I get that—it’s what I used to say. And I think it’s okay for limited periods of time to allow yourself to go without some of the necessities.
Are We Above It?
It’s well-known that sleep and exercise are necessary for us to function at our peak. Yet many of us don’t get enough of either. Do we really think we’re above the natural limitations of our bodies? Are we kidding ourselves, thinking we’re functioning optimally, when we could be doing better if we were healthier?
And why does our culture seem to put so much pressure on us to accomplish so much in our days, our weeks, our years?

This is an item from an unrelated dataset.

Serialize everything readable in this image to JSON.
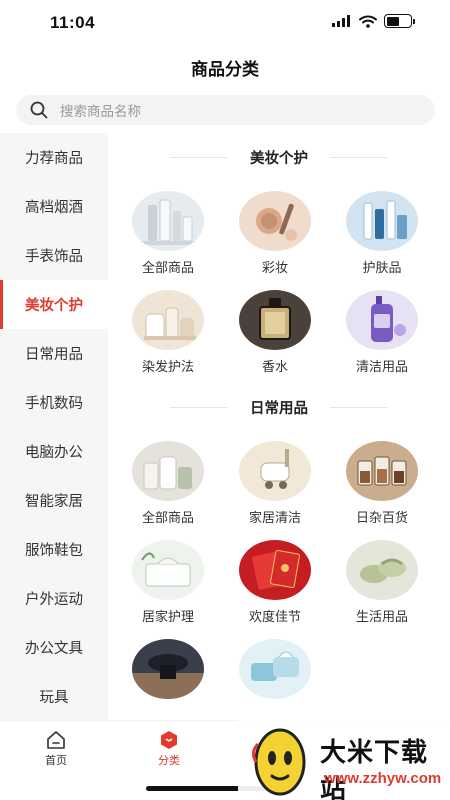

I’ve been pondering all of this as I’ve tried to take better care of myself—sort of an experiment in cultivating humility by sleeping more and exercising daily. It forces me to admit I can’t “do it all”—I am human, and limited, and therefore I have to make choices. All of this is somehow helping me feel more peaceful and whole—even while lamenting that I don’t have enough hours in the day.
What about you? How are you taking care of yourself these days? Have you ever thought about the relationship between a humble attitude and recognizing the need to take care of yourself?
Image copyright: fascinadora / 123RF Stock Photo